_WHAT TO PRODUCE_. For every line below, output the text exactly and leave out images.

[Element data from apps and pages]
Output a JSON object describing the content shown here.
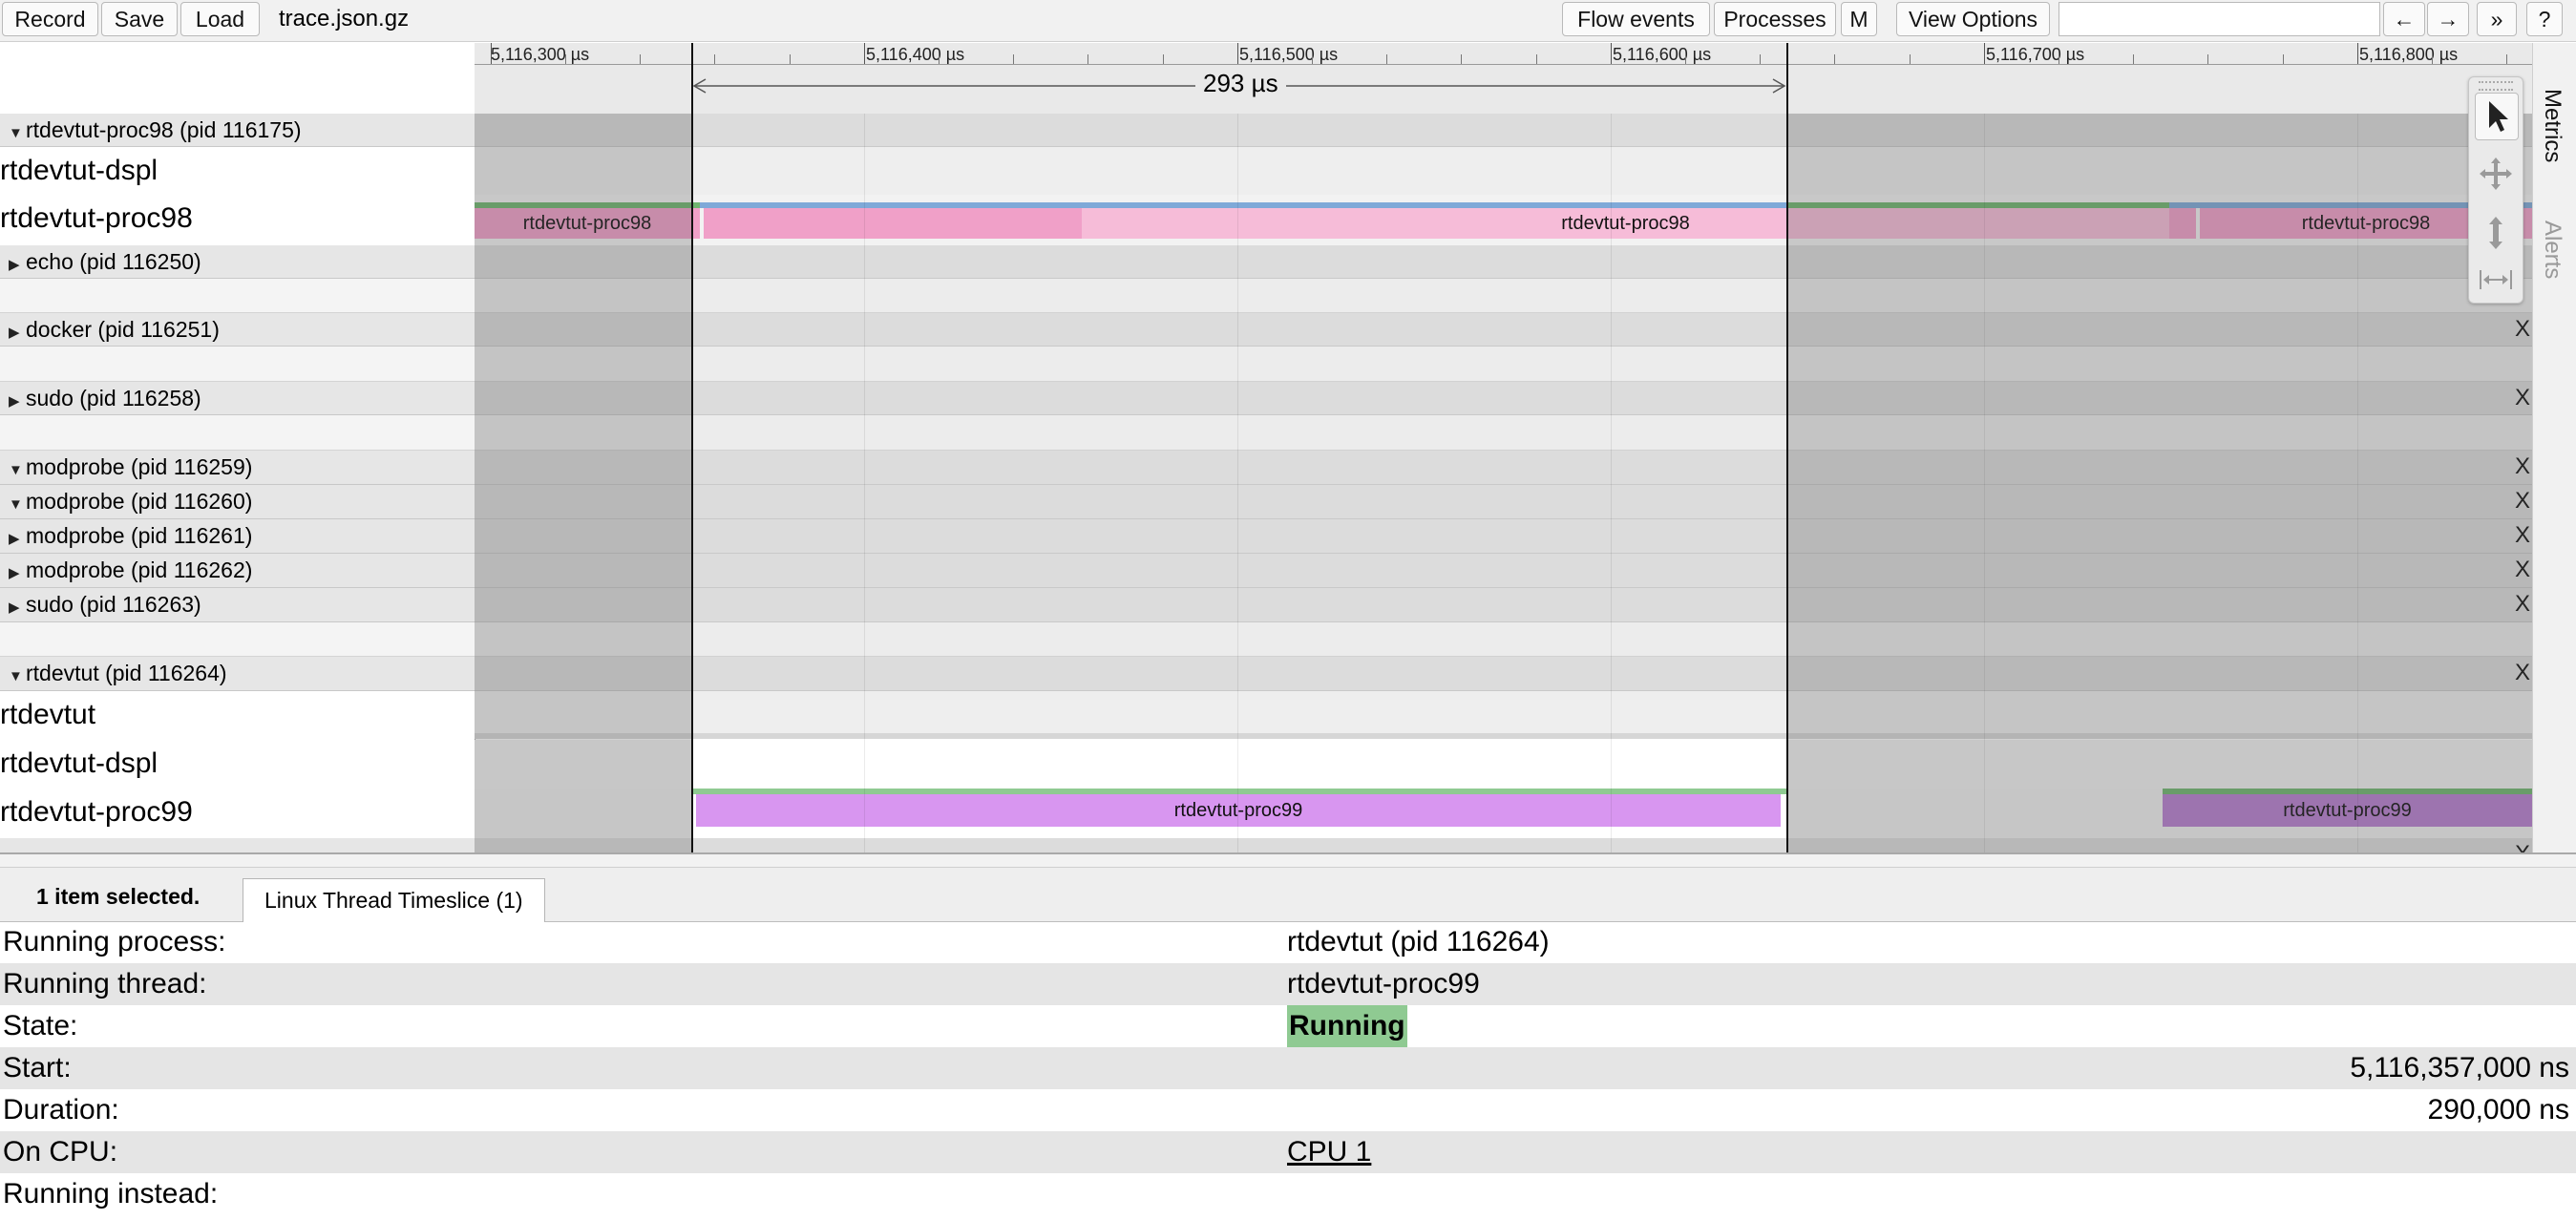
{
  "toolbar": {
    "record": "Record",
    "save": "Save",
    "load": "Load",
    "file_name": "trace.json.gz",
    "flow_events": "Flow events",
    "processes": "Processes",
    "m": "M",
    "view_options": "View Options",
    "prev": "←",
    "next": "→",
    "more": "»",
    "help": "?"
  },
  "ruler": {
    "ticks": [
      "5,116,300 µs",
      "5,116,400 µs",
      "5,116,500 µs",
      "5,116,600 µs",
      "5,116,700 µs",
      "5,116,800 µs"
    ],
    "selection_duration": "293 µs"
  },
  "rows": {
    "rtdevtut_proc98_process": "rtdevtut-proc98 (pid 116175)",
    "thread_dspl_1": "rtdevtut-dspl",
    "thread_proc98": "rtdevtut-proc98",
    "echo": "echo (pid 116250)",
    "docker": "docker (pid 116251)",
    "sudo_1": "sudo (pid 116258)",
    "modprobe_1": "modprobe (pid 116259)",
    "modprobe_2": "modprobe (pid 116260)",
    "modprobe_3": "modprobe (pid 116261)",
    "modprobe_4": "modprobe (pid 116262)",
    "sudo_2": "sudo (pid 116263)",
    "rtdevtut_process": "rtdevtut (pid 116264)",
    "thread_rtdevtut": "rtdevtut",
    "thread_dspl_2": "rtdevtut-dspl",
    "thread_proc99": "rtdevtut-proc99"
  },
  "slices": {
    "proc98_left": "rtdevtut-proc98",
    "proc98_mid": "rtdevtut-proc98",
    "proc98_right": "rtdevtut-proc98",
    "proc99_mid": "rtdevtut-proc99",
    "proc99_right": "rtdevtut-proc99"
  },
  "close_mark": "X",
  "side_tabs": {
    "metrics": "Metrics",
    "alerts": "Alerts"
  },
  "tool_icons": [
    "pointer-icon",
    "pan-icon",
    "zoom-icon",
    "timing-icon"
  ],
  "analysis": {
    "selection_count": "1 item selected.",
    "tab_label": "Linux Thread Timeslice (1)",
    "running_process_key": "Running process:",
    "running_process_val": "rtdevtut (pid 116264)",
    "running_thread_key": "Running thread:",
    "running_thread_val": "rtdevtut-proc99",
    "state_key": "State:",
    "state_val": "Running",
    "start_key": "Start:",
    "start_val": "5,116,357,000 ns",
    "duration_key": "Duration:",
    "duration_val": "290,000 ns",
    "on_cpu_key": "On CPU:",
    "on_cpu_val": "CPU 1",
    "running_instead_key": "Running instead:"
  },
  "colors": {
    "proc98": "#f0a0c8",
    "proc98_light": "#f6bcd8",
    "proc99": "#d896f0",
    "proc99_dark": "#b77ed0",
    "running_state": "#8fca92"
  }
}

_ANSWER TO THIS EXERCISE_.
Output a JSON object describing the content shown here.
{
  "toolbar": {
    "record": "Record",
    "save": "Save",
    "load": "Load",
    "file_name": "trace.json.gz",
    "flow_events": "Flow events",
    "processes": "Processes",
    "m": "M",
    "view_options": "View Options",
    "prev": "←",
    "next": "→",
    "more": "»",
    "help": "?"
  },
  "ruler": {
    "ticks": [
      "5,116,300 µs",
      "5,116,400 µs",
      "5,116,500 µs",
      "5,116,600 µs",
      "5,116,700 µs",
      "5,116,800 µs"
    ],
    "selection_duration": "293 µs"
  },
  "rows": {
    "rtdevtut_proc98_process": "rtdevtut-proc98 (pid 116175)",
    "thread_dspl_1": "rtdevtut-dspl",
    "thread_proc98": "rtdevtut-proc98",
    "echo": "echo (pid 116250)",
    "docker": "docker (pid 116251)",
    "sudo_1": "sudo (pid 116258)",
    "modprobe_1": "modprobe (pid 116259)",
    "modprobe_2": "modprobe (pid 116260)",
    "modprobe_3": "modprobe (pid 116261)",
    "modprobe_4": "modprobe (pid 116262)",
    "sudo_2": "sudo (pid 116263)",
    "rtdevtut_process": "rtdevtut (pid 116264)",
    "thread_rtdevtut": "rtdevtut",
    "thread_dspl_2": "rtdevtut-dspl",
    "thread_proc99": "rtdevtut-proc99"
  },
  "slices": {
    "proc98_left": "rtdevtut-proc98",
    "proc98_mid": "rtdevtut-proc98",
    "proc98_right": "rtdevtut-proc98",
    "proc99_mid": "rtdevtut-proc99",
    "proc99_right": "rtdevtut-proc99"
  },
  "close_mark": "X",
  "side_tabs": {
    "metrics": "Metrics",
    "alerts": "Alerts"
  },
  "tool_icons": [
    "pointer-icon",
    "pan-icon",
    "zoom-icon",
    "timing-icon"
  ],
  "analysis": {
    "selection_count": "1 item selected.",
    "tab_label": "Linux Thread Timeslice (1)",
    "running_process_key": "Running process:",
    "running_process_val": "rtdevtut (pid 116264)",
    "running_thread_key": "Running thread:",
    "running_thread_val": "rtdevtut-proc99",
    "state_key": "State:",
    "state_val": "Running",
    "start_key": "Start:",
    "start_val": "5,116,357,000 ns",
    "duration_key": "Duration:",
    "duration_val": "290,000 ns",
    "on_cpu_key": "On CPU:",
    "on_cpu_val": "CPU 1",
    "running_instead_key": "Running instead:"
  },
  "colors": {
    "proc98": "#f0a0c8",
    "proc98_light": "#f6bcd8",
    "proc99": "#d896f0",
    "proc99_dark": "#b77ed0",
    "running_state": "#8fca92"
  }
}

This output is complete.